▶ The problem
Copy the data below exactly, omitting any picture it contains.

BEGIN Information provided

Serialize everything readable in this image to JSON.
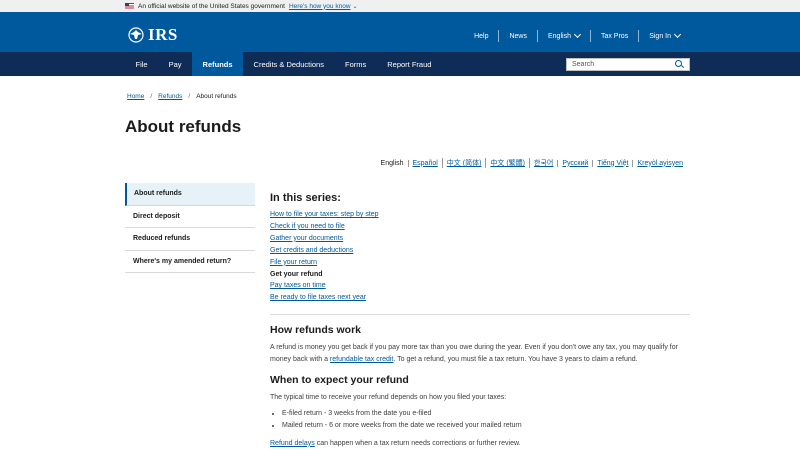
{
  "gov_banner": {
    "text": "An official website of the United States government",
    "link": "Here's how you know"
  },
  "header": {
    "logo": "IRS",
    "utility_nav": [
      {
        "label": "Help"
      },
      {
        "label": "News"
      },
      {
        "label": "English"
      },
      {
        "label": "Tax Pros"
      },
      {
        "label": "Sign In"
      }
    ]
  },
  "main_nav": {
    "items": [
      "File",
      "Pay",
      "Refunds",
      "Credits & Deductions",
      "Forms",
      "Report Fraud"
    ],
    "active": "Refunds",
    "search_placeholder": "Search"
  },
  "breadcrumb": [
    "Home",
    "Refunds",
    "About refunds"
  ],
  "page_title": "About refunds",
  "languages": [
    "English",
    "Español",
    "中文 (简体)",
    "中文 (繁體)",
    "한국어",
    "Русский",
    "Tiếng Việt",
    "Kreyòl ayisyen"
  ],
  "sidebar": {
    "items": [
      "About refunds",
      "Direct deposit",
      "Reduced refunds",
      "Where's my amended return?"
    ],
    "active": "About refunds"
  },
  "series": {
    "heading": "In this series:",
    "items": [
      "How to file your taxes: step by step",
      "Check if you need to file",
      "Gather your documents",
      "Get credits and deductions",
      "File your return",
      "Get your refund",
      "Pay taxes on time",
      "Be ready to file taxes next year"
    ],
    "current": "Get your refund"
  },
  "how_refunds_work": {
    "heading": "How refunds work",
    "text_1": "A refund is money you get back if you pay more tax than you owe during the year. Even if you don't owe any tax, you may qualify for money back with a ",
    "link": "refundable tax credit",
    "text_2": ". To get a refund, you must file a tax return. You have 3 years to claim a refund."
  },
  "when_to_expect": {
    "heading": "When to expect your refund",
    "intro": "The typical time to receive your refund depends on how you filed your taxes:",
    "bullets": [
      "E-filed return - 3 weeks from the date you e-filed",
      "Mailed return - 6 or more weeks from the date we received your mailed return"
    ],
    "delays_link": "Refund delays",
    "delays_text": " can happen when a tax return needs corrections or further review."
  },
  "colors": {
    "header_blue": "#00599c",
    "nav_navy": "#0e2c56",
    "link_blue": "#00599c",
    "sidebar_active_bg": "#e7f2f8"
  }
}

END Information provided

▶ Response below
Serialize everything readable in this image to JSON.
{
  "gov_banner": {
    "text": "An official website of the United States government",
    "link": "Here's how you know"
  },
  "header": {
    "logo": "IRS",
    "utility_nav": [
      {
        "label": "Help"
      },
      {
        "label": "News"
      },
      {
        "label": "English"
      },
      {
        "label": "Tax Pros"
      },
      {
        "label": "Sign In"
      }
    ]
  },
  "main_nav": {
    "items": [
      "File",
      "Pay",
      "Refunds",
      "Credits & Deductions",
      "Forms",
      "Report Fraud"
    ],
    "active": "Refunds",
    "search_placeholder": "Search"
  },
  "breadcrumb": [
    "Home",
    "Refunds",
    "About refunds"
  ],
  "page_title": "About refunds",
  "languages": [
    "English",
    "Español",
    "中文 (简体)",
    "中文 (繁體)",
    "한국어",
    "Русский",
    "Tiếng Việt",
    "Kreyòl ayisyen"
  ],
  "sidebar": {
    "items": [
      "About refunds",
      "Direct deposit",
      "Reduced refunds",
      "Where's my amended return?"
    ],
    "active": "About refunds"
  },
  "series": {
    "heading": "In this series:",
    "items": [
      "How to file your taxes: step by step",
      "Check if you need to file",
      "Gather your documents",
      "Get credits and deductions",
      "File your return",
      "Get your refund",
      "Pay taxes on time",
      "Be ready to file taxes next year"
    ],
    "current": "Get your refund"
  },
  "how_refunds_work": {
    "heading": "How refunds work",
    "text_1": "A refund is money you get back if you pay more tax than you owe during the year. Even if you don't owe any tax, you may qualify for money back with a ",
    "link": "refundable tax credit",
    "text_2": ". To get a refund, you must file a tax return. You have 3 years to claim a refund."
  },
  "when_to_expect": {
    "heading": "When to expect your refund",
    "intro": "The typical time to receive your refund depends on how you filed your taxes:",
    "bullets": [
      "E-filed return - 3 weeks from the date you e-filed",
      "Mailed return - 6 or more weeks from the date we received your mailed return"
    ],
    "delays_link": "Refund delays",
    "delays_text": " can happen when a tax return needs corrections or further review."
  },
  "colors": {
    "header_blue": "#00599c",
    "nav_navy": "#0e2c56",
    "link_blue": "#00599c",
    "sidebar_active_bg": "#e7f2f8"
  }
}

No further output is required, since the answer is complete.